You can of course make you green sauce in a food processor! However, I’d like – if you don’t mind – to give you three good reasons to make your green sauce with a sharp knife. Firstly, because only by chopping will you achieve the chaotic, tumbling more-salad-than-sauce textual delight. A food processor – bless – can’t help but obliterate all the ingredients into a bit of a pulpy slurry. Secondly, for the stupendous heady aroma that pervades your kitchen when your knife hits the parsley, mint and basil. If I ever faint in your presence, please waft a board of chopped herbs under my nose. Thirdly, when chopped rather than blitzed, your green sauce will be greener.
Having chopped your herbs, do the same with your capers and anchovies. The capers can be very roughly chopped but you need to reduce the anchovies to a creamy consistency, almost a paste really. Almost. So some serious chopping and squashing with the edge of the knife is in order. Did I mention how much I like anchovies? Yes! Good. The garlic too needs reducing to a paste! I use a pestle and mortar. Meeting a nice chunk of caper in your sauce is one thing, a chunk of garlic is quite another!
Having chopped all the components, scrape them into a bowl, add the vinegar or lemon juice mix everything together thoroughly and energetically with a fork. Then add the olive oil in a thin stream – another pair of hands is useful here – beating the mixture sharply so as to amalgamate the oil with the other ingredients. You are looking for a loose still spoonable – but not runny or oily – consistency, a thick, gloopy, snooker-baize colored pond. Taste, season with black pepper and add a little more lemon juice or vinegar if you feel it needs it (the anchovies should negate any necessity for salt.)
Makes a jarful.
- a big bunch of flat leaved parsley (leaves only)
- 25 basil leaves
- 25 mint leaves
- 1 or 2 cloves of garlic
- a small tin of anchovy fillets (8 fillets)
- 2 tablespoons capers (in brine)
- 1 tbsp lemon juice or vinegar
- 200 ml extra virgin olive oil (you may not need it all)
- black pepper
Chop your herbs finely with a knife or mezzaluna.
Peel the garlic and then crush it in a pestle and mortar or with the back of a large knife before chopping it very finely.
Drain the capers and then chop them roughly. Chop the anchovy fillets.
In a bowl, mix together the herbs, garlic, capers, anchovy, lemon juice/vinegar and enough olive oil to reach a loose, still spoonable – but not runny or oily – consistency.
Taste, season with black pepper and add more vinegar or lemon if you think it needs it ( the anchovies should negate any necessity for salt.)
How to eat it

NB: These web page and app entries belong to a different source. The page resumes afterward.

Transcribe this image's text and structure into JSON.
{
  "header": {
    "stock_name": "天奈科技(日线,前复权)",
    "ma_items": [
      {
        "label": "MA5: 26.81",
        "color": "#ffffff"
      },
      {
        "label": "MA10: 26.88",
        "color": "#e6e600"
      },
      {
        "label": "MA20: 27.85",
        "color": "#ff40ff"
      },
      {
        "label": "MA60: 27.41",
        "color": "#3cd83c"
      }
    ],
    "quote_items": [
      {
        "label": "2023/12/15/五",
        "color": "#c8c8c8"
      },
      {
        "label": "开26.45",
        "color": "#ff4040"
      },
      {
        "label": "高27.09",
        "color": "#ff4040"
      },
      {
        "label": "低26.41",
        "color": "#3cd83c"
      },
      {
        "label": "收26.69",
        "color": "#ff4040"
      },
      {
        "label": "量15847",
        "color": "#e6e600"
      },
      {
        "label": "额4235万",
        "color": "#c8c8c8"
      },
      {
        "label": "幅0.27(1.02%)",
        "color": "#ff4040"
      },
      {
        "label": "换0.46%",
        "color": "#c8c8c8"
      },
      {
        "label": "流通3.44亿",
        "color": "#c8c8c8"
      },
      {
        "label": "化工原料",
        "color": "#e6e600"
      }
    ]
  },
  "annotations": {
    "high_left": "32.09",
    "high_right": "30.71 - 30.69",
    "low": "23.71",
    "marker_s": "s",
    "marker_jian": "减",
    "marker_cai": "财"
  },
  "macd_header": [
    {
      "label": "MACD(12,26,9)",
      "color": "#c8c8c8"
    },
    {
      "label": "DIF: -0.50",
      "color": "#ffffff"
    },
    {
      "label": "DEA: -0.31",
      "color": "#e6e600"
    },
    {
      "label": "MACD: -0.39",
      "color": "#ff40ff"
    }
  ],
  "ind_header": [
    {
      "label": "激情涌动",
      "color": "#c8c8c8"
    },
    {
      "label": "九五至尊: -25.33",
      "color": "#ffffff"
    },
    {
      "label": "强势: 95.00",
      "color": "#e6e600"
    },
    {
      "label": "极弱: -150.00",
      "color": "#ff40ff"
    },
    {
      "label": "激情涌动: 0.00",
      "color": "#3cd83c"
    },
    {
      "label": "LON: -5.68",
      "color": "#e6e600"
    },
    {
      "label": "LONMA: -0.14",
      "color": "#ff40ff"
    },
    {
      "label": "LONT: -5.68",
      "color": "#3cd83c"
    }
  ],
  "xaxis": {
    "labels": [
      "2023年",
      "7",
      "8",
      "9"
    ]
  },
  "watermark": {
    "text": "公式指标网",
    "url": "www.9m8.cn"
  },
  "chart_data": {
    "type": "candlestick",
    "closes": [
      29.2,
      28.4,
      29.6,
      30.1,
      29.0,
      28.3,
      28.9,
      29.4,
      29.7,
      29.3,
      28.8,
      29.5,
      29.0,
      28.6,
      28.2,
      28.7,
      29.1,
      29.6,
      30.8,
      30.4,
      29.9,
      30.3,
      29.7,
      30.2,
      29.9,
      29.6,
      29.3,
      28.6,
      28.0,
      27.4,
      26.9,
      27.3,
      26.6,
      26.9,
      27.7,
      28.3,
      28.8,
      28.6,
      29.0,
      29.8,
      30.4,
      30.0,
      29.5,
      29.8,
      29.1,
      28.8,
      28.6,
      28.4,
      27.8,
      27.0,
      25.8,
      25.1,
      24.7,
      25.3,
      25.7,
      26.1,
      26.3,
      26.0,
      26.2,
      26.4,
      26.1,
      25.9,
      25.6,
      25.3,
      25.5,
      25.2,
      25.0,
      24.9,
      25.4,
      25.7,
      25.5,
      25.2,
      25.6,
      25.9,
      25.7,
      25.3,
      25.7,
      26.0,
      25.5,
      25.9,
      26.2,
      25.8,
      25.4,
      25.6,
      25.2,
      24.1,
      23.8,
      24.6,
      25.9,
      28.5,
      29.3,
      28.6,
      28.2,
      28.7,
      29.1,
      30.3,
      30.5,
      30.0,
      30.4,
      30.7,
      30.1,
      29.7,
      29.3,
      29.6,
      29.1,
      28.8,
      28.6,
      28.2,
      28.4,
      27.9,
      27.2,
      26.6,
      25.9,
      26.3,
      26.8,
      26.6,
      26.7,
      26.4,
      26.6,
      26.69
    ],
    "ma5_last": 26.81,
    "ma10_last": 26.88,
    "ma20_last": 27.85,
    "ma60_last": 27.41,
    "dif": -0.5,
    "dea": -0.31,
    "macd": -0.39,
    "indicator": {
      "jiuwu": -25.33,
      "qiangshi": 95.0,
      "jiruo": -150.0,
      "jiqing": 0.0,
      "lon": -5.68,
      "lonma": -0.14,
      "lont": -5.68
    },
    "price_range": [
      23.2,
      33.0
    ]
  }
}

Straight from the jar. Otherwise with just about everything! Green sauce is outrageously social (some would say undiscriminating but they’re just jealous) and its companions know no bounds. It goes brilliantly with meat cooked in almost every manner! I adore it with poached chicken, pork chops and cold roast beef. The same for fish! Cod with lentils and green sauce please! It is terrific with potatoes, sliced tomatoes, steamed and raw vegetables, on sandwiches and with eggs (next to omelets, under poached) especially hard-boiled ones.
It was a good lunch. Hope summer is treating you well.